With the time and effort it takes to send out job applications, it can be a real sting to receive a rejection email or hear nothing back at all. When this happens, it’s best not to jump to conclusions. Keep in mind that decisions of this kind are rarely personal. It could just be that you were beaten to it by someone further along in the process or a strong internal candidate. Either way you won’t know for sure unless you ask.

Following up on an unsuccessful job application is essential – not only because it might lead to positive feedback but also because it gives you an opportunity to get your foot in the door for future opportunities. With the right tactics, you could turn rejection into something positive – allow us to show you how…

Ask for Feedback

Though your mind will probably be racing with different theories, the truth is you won’t know why you didn’t make the cut until you hear it from the employer directly. Getting their feedback on your shortcomings will give you peace of mind and help you improve or fill the necessary gaps in your experience.

It’s best to respond within 24 hours to a rejection email so that the employer has your application or interview fresh in their mind. Remember, they are most likely dealing with a busy inbox, so the email you send should be polite but concise and to the point. You could say:

Dear [Contact’s Name]

Thank you for letting me know about my application. While I’m disappointed not to have made it through to the next stage, it was a pleasure to be considered for this exciting opportunity and to learn more about the company.

If you have a free moment, I would be grateful to learn more about how I could improve. Were there any gaps in my experience, or a subject that I could be presenting better in future interviews? Any feedback you can share would be really appreciated and would help me become a better candidate.

Thanks for your time,

[Your Name]

Leave the door open

This is a great tactic if your heart is still set on the company. Often employers will be hiring for many positions and while you may have just missed the mark on that role, you could be better suited to another. Not only this, but sometimes new hires turn out to not be a good fit or change their minds, meaning the company may reopen the process. If you’ve followed up, there’s a good chance you’ll be top of mind.

Send an email reaffirming your interest in the company and future or current opportunities. But rather than ask what roles are available, which could come across as a little too pushy, try to politely but assertively leave the door open.

Dear [Contact’s Name]

Thank you for following up on my application for [role]. It’s a pleasure to have been considered for a position at [company name], a company that I really admire and will continue to follow despite the outcome.
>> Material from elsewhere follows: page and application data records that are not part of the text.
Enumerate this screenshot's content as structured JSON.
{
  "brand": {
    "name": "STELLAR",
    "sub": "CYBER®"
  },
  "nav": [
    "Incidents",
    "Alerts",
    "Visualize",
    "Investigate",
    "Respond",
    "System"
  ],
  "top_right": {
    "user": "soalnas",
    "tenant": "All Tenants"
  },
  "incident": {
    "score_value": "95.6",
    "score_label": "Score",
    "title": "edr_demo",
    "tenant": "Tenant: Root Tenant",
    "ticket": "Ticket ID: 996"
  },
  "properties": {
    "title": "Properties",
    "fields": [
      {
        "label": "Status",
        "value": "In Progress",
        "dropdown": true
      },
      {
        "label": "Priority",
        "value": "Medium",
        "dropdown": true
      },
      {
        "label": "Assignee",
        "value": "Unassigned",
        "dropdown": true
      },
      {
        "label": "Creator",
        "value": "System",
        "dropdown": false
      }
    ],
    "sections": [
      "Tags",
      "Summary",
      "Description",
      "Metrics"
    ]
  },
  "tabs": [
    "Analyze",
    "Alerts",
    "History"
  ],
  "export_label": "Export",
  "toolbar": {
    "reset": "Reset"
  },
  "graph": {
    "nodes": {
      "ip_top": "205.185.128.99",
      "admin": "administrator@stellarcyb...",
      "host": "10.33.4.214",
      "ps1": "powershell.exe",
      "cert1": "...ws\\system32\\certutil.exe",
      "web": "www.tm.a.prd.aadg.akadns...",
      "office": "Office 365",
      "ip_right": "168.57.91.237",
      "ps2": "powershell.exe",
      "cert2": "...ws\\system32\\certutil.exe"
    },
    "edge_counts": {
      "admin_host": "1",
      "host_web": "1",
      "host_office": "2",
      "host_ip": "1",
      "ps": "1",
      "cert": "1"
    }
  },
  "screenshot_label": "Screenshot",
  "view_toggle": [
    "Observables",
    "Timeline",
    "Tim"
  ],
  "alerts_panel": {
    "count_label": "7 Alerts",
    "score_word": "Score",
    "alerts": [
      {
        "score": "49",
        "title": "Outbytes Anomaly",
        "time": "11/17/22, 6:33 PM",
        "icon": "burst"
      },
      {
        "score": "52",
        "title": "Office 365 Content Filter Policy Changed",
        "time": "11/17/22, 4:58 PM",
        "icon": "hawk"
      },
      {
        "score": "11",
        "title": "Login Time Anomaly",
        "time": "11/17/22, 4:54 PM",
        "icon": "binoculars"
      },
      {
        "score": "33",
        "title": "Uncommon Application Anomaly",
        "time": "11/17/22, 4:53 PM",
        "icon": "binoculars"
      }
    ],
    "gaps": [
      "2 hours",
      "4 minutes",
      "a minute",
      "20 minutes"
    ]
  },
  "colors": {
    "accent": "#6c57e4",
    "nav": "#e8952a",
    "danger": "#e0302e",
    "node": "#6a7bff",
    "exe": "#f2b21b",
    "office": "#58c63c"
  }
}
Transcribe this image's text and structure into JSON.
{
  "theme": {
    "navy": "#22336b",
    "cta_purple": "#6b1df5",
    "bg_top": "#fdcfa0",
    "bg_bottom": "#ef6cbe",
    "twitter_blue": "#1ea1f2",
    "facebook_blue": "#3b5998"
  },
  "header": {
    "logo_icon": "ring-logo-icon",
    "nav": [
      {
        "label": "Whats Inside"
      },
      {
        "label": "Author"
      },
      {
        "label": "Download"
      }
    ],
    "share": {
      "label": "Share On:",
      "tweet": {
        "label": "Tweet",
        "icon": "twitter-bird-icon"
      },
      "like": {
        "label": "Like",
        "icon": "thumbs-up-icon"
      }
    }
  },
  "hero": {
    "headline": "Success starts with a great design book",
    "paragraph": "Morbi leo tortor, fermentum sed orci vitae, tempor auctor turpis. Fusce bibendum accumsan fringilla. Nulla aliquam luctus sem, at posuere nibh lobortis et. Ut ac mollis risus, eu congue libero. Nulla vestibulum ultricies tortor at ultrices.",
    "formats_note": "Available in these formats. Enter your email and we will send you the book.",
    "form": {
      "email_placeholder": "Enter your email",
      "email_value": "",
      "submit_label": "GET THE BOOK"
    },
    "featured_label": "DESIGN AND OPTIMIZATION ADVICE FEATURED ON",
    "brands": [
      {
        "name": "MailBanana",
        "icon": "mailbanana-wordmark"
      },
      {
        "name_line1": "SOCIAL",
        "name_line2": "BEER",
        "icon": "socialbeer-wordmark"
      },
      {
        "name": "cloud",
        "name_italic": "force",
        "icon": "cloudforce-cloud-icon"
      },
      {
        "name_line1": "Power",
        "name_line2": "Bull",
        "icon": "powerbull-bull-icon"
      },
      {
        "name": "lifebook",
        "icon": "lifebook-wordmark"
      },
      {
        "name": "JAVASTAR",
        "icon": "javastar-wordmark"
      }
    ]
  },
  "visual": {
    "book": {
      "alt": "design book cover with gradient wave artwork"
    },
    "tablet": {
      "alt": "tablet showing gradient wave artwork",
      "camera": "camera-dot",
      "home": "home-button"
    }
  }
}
If there is another role open that would be a better fit for me, or if any future opportunities open up, I would certainly be interested in applying. Don’t hesitate to contact me!

Thanks for your time,

[Your Name]

Stay in touch

After sending a follow-up email, stay in touch with the company by interacting with their social posts. A good way to do this is by re-sharing or commenting on their content with thoughtful additions and perspectives. By doing this, you are displaying your interest in the company, as well as keeping yourself informed of any future job listings they put up.

If you’ve had an interview with an individual at the company, there’s no harm in requesting to connect with them on a professional channel like LinkedIn – just be sure to attach a short, polite message with your request, such as:

Hi [Name of employer]

Thank you for taking the time to interview me – It was a pleasure learning more about you and [company]. I would appreciate the opportunity to discuss any future roles that may come up and it would be great to have you as a professional connection, despite the outcome of my application.

If you applied through Placed, make sure to use the follow feature to stay in touch with the employer to see their content and jobs before anyone else.